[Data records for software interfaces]
%%

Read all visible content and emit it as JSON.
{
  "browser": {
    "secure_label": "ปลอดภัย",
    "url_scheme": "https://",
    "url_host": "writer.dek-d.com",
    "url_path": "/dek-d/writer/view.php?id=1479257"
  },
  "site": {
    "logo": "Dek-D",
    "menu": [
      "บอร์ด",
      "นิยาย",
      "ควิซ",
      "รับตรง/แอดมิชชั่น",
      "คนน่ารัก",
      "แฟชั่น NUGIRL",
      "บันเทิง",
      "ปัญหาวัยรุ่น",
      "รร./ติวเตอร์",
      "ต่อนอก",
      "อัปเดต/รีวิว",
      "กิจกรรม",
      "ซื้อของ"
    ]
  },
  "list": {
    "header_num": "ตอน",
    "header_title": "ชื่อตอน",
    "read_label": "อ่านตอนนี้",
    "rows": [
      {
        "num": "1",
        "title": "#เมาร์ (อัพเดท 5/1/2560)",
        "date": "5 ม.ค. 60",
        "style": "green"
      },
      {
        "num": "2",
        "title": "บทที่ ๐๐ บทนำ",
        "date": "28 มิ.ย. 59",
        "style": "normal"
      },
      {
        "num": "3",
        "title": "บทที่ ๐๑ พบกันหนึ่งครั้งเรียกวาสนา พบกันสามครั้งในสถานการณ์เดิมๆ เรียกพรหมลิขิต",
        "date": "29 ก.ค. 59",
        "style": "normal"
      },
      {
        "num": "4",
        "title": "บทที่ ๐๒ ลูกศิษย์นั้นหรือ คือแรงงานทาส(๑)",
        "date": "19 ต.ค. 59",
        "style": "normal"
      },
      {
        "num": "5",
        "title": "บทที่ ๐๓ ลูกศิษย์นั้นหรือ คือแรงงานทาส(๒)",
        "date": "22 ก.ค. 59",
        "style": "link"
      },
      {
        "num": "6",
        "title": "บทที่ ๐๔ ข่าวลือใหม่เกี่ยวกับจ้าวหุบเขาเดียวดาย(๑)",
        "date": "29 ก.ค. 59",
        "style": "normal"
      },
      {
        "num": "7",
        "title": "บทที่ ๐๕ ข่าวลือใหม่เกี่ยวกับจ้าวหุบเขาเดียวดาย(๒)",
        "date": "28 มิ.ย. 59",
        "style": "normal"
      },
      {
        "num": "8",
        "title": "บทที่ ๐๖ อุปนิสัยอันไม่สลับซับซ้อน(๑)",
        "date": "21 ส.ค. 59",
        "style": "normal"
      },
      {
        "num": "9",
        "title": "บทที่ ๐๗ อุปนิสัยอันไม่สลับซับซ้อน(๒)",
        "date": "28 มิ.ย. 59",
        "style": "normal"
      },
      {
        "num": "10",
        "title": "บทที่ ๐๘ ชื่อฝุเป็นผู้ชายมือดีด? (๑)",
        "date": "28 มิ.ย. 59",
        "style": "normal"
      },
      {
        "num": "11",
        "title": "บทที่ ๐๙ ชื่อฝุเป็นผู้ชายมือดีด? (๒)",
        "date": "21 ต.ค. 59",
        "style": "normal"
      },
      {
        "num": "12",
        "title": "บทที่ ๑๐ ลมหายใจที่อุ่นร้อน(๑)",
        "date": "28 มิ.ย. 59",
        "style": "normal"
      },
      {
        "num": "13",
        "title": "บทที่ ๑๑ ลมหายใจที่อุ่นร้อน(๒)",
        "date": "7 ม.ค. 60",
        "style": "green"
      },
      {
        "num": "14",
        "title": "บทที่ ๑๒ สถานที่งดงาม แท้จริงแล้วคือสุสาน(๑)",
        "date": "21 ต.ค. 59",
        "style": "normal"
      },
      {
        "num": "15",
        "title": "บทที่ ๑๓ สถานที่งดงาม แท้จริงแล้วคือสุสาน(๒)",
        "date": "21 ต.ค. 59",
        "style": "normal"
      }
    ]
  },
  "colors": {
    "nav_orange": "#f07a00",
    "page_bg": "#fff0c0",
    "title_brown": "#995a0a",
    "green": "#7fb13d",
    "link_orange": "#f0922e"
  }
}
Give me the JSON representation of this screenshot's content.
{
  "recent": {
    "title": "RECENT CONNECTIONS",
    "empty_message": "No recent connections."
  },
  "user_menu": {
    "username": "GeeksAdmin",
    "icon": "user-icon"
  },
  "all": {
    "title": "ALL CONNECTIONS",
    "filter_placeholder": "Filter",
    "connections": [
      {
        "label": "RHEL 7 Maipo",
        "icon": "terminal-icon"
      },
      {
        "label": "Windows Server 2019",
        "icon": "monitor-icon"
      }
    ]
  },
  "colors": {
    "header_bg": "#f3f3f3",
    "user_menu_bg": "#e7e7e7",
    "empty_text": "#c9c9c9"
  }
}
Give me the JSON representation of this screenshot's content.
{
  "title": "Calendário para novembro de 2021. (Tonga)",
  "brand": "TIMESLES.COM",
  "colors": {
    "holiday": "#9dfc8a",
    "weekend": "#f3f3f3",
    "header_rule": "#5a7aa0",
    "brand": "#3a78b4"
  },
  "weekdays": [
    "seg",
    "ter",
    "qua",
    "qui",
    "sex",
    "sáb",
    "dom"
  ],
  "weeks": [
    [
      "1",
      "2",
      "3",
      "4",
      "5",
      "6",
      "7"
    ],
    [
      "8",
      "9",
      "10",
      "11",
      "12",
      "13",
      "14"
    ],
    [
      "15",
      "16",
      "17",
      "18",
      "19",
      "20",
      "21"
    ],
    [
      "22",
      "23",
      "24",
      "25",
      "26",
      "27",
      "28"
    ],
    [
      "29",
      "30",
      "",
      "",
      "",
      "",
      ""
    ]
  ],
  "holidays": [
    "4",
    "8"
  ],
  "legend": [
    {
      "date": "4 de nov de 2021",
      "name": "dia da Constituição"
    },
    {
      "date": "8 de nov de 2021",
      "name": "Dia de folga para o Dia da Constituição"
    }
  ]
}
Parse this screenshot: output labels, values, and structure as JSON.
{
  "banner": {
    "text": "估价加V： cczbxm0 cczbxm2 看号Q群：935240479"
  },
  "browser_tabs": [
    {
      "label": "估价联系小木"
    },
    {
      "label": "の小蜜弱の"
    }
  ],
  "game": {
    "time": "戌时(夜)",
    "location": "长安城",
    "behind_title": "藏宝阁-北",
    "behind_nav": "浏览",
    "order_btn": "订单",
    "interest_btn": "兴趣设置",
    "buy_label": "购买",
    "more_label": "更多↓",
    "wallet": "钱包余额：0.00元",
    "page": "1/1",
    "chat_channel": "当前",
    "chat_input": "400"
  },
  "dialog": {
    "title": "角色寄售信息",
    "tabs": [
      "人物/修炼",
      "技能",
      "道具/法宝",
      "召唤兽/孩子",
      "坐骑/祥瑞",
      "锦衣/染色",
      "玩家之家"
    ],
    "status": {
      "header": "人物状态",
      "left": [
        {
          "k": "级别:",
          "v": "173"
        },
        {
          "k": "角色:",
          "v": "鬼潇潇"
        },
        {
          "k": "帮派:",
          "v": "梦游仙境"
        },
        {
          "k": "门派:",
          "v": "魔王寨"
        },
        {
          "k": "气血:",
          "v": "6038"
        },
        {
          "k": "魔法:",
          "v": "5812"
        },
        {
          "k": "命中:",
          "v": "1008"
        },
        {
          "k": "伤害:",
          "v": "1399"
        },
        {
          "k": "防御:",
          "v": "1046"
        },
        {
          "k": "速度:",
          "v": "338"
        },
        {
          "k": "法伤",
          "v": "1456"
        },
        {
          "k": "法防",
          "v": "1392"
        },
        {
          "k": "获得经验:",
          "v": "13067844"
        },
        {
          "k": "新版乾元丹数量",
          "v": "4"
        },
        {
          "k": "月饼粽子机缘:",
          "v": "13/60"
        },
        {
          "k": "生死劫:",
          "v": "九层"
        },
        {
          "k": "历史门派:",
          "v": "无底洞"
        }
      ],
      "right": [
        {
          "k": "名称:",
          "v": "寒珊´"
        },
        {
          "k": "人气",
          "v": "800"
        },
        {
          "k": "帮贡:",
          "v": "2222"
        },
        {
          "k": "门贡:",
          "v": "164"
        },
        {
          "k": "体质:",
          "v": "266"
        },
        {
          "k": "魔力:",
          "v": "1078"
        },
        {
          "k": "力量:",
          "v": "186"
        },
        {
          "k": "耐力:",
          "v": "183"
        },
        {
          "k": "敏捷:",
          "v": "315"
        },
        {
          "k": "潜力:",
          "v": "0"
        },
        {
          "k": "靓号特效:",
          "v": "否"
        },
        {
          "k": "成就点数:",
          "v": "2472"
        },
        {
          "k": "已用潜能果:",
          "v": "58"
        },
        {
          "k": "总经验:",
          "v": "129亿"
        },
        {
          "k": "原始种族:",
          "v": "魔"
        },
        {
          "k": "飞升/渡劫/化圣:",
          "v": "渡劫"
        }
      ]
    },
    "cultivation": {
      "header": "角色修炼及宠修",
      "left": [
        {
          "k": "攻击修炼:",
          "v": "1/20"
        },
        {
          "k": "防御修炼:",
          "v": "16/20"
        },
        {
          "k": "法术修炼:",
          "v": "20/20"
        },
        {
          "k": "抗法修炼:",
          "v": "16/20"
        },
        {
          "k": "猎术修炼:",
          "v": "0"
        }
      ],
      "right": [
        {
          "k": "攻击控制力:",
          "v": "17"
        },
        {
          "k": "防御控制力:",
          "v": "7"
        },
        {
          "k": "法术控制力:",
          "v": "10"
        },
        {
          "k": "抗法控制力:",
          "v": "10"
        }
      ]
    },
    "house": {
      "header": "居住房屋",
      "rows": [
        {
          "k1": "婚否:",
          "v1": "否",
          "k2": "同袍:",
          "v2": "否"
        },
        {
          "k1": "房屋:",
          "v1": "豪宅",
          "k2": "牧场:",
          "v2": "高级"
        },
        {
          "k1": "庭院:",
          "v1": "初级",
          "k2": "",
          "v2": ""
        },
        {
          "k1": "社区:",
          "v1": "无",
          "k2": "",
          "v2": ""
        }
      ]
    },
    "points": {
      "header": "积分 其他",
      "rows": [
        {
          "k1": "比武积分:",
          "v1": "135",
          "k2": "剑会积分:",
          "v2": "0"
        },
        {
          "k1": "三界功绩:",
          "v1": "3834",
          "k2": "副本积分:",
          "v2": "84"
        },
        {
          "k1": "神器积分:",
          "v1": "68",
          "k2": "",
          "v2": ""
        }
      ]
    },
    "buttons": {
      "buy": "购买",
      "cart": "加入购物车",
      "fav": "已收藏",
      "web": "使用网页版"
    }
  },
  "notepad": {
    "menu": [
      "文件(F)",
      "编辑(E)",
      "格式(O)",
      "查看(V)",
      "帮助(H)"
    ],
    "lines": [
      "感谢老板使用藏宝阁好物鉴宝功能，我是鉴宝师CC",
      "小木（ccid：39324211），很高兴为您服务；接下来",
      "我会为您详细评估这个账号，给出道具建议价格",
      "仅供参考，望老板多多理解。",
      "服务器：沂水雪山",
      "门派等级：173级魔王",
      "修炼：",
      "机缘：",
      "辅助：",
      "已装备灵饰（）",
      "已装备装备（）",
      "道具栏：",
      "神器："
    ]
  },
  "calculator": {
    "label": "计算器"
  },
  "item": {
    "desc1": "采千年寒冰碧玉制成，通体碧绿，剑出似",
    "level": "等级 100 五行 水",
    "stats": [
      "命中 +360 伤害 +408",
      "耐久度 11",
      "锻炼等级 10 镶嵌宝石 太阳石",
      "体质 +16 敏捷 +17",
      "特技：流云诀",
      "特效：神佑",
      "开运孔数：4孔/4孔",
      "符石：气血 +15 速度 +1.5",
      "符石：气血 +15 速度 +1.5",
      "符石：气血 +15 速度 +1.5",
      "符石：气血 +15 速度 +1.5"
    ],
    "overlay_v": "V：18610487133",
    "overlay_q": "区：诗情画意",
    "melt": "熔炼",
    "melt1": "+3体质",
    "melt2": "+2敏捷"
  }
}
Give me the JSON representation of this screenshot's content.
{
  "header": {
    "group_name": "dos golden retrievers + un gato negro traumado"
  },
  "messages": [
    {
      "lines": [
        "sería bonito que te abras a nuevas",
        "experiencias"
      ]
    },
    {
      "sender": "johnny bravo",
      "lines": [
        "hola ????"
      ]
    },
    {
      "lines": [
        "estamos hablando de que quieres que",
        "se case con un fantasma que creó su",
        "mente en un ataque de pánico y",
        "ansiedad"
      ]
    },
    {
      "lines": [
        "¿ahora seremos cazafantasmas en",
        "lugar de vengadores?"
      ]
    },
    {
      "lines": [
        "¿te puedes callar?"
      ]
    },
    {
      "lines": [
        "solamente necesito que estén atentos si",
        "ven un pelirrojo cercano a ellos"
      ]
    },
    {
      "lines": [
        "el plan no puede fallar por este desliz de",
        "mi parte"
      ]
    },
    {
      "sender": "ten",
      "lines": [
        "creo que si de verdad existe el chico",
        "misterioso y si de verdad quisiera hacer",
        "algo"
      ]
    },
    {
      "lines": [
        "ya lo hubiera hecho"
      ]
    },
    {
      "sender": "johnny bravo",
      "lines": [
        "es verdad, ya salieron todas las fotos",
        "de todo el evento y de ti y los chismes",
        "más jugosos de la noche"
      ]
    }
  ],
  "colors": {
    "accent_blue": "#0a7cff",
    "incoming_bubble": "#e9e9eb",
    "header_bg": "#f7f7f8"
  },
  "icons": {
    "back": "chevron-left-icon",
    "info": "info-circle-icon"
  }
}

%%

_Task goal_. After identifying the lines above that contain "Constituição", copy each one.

_Result below_.
      "name": "dia da Constituição"
      "name": "Dia de folga para o Dia da Constituição"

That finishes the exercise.